It is difficult to disagree with this contention, but the reality is that the secondary school curriculum is currently built around subjects and subject knowledge, the primary purpose of which is to prepare students for National Qualifications at age 17, most of which are awarded on the basis of written examinations. Little evidence is required that this subject knowledge is ‘turned to useful effect’, only that it can be explained in theory. I wonder how different it could be if the curriculum was instead organised around the development of the key cognitive skills identified in the film – particularly problem-solving and critical thinking skills – rather than the traditional curriculum areas which have hardly changed in the past 50 years, and which were not, bizarrely, subject to review during the National Debate. I frequently meet and talk to teachers who are creative, and want to be more creative (that’s why they became teachers) but they are ground down by a regime of constant testing and target-setting by their ‘managers’.
Key Question. Is it possible to have a problem-solving or project-based curriculum while at the same time providing students with a core subject knowledge?
“Subjects are still important. Indeed, the structure of knowledge is perhaps more important than ever, but at the same time we have to remember that knowledge is joined up. The problems of life are seldom solved by using expertise from a single subject area alone. Being able to draw on different areas of learning and apply them together in the real world contexts is a vital skill.”
I have to confess that I have no idea what ‘the structure of knowledge’ means, but this point more or less acknowledges that real learning does not take place in subject compartments. It also seems to imply that the the connection of the disparate parts of this complex jigsaw will somehow be put together by the learner at some point in the process, without the need for structural change. All the previous evidence from school inspections suggest that this does not happen, and that in fact young people find it extremely difficult to make connections in learning across curriculum areas.
Key Question. Is it possible to make radical changes to an education system while operating within the same subject structures which have changed little in the past 50 years?

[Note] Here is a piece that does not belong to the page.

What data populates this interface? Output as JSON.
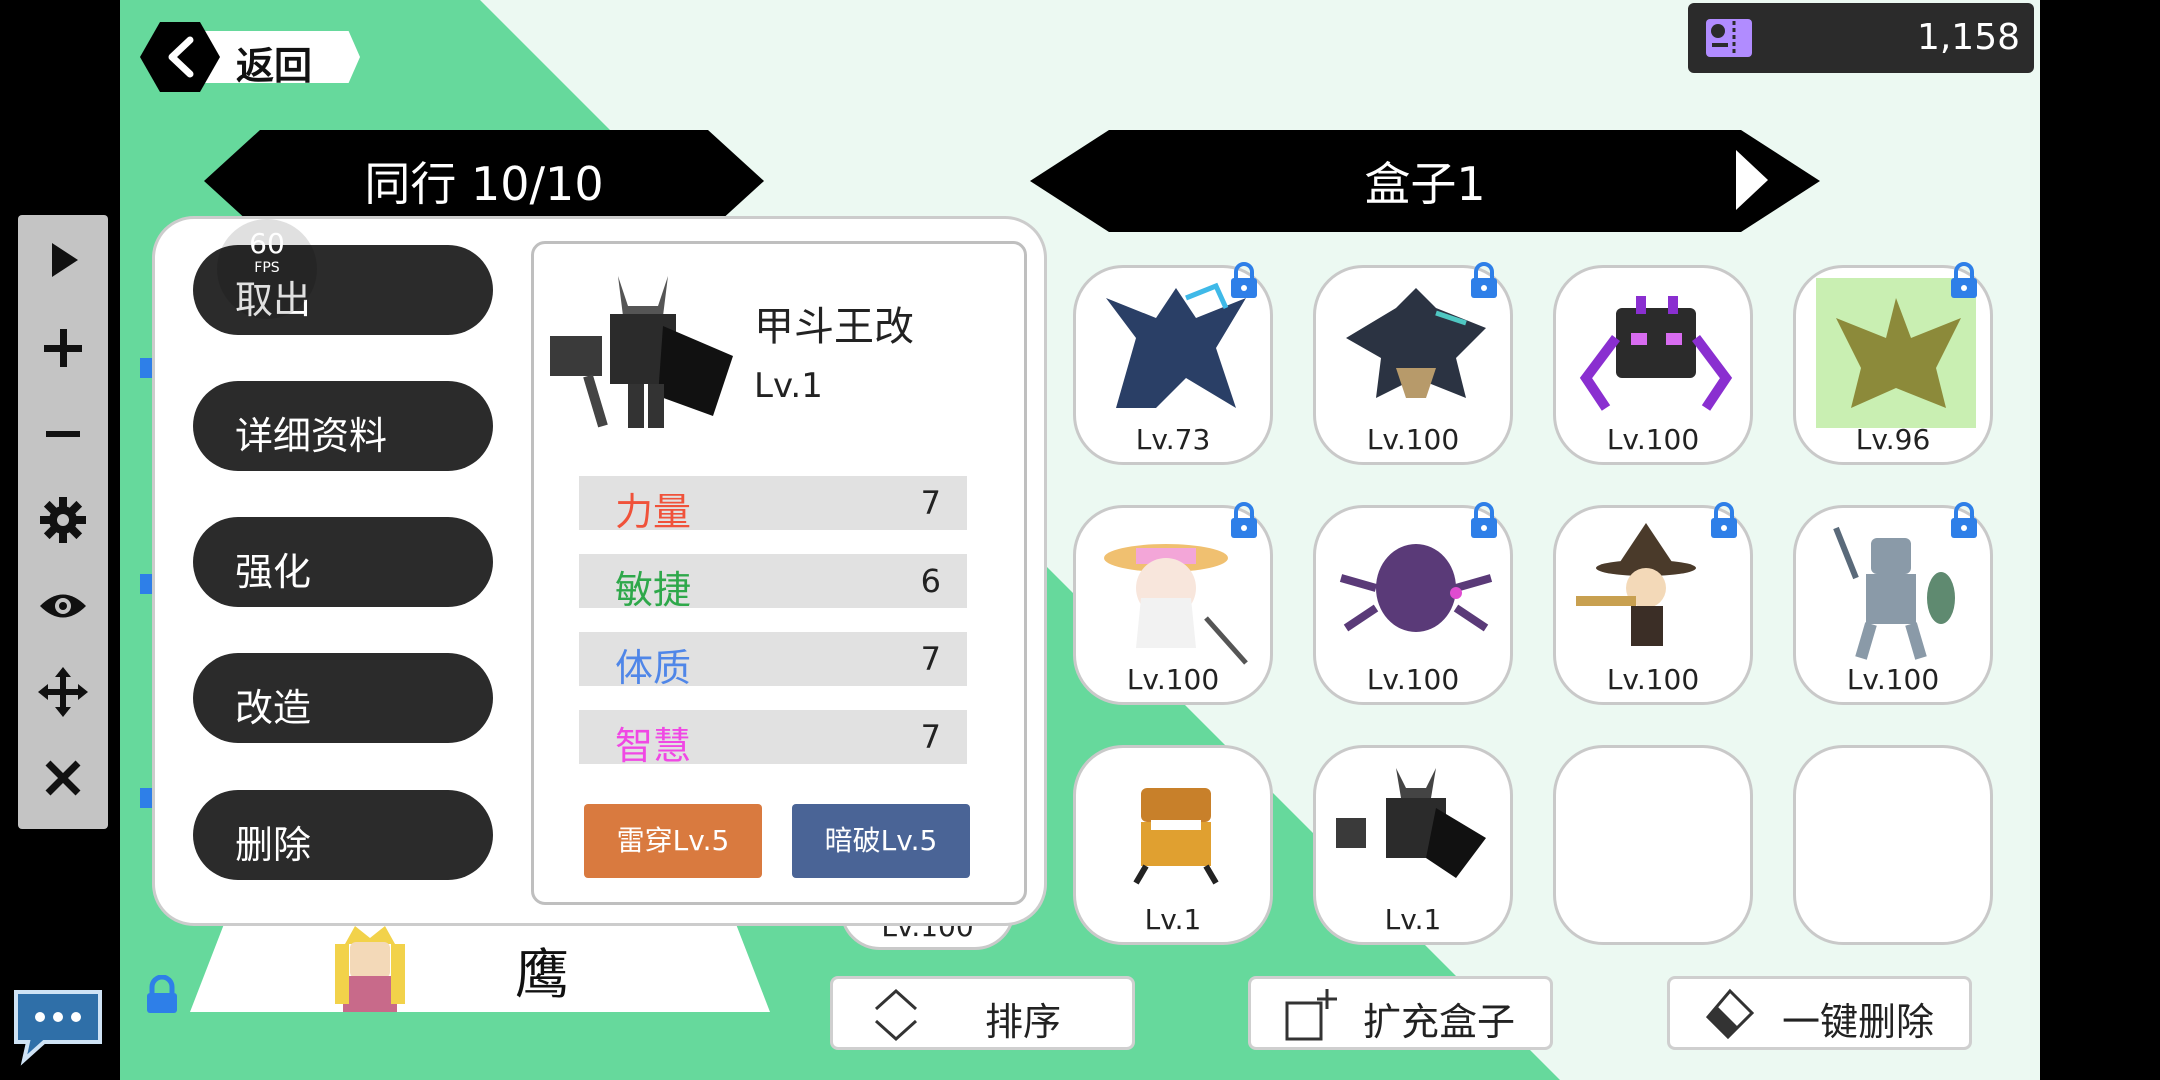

“A surprise benefit of CfE development has been a new emphasis on learner engagement, the idea that the learner has to take responsibility for his or her own progress, and needs to be involved in all of the key decisions. This kind of active involvement in the learning process wasn’t a significant part of the original plan, but it has been enthusiastically taken on board by schools.”
I’m not quite sure why this should come as such a surprise, or in what way it wasn’t ‘part of the original plan’. The curriculum is described in terms of ‘I can….’ and ‘I have……’ statements, or to put that another way, in outcomes and experiences written from the point of view of the learner. If that doesn’t imply that the learner has primary responsibility for his or her learning then I have seriously misunderstood it. In fact, it was in this respect that I though the curriculum review was innovative and radical. In reality however, ten years later many young people are still unaware of what these outcomes are, despite the fact that they are freely available online. It may have been enthusiastically taken on board by some schools, but many others need significant support in making that transition.
Key Question. Is it possible to transfer the responsibility for learning to the learner (where it rightly belongs) while holding teachers to account for their students’ examination results?
“Nobody has yet made the breakthrough to genuine 21st Century practice. That is the task that faces us.”
Indeed. Is that because there are barriers to progress which only those in positions of authority can remove, or is it because, as a profession and as a nation, we are instinctively conservative?
Related: For an excellent analysis of the review of the curriculum in England see Is Character the Essential Student Outcome?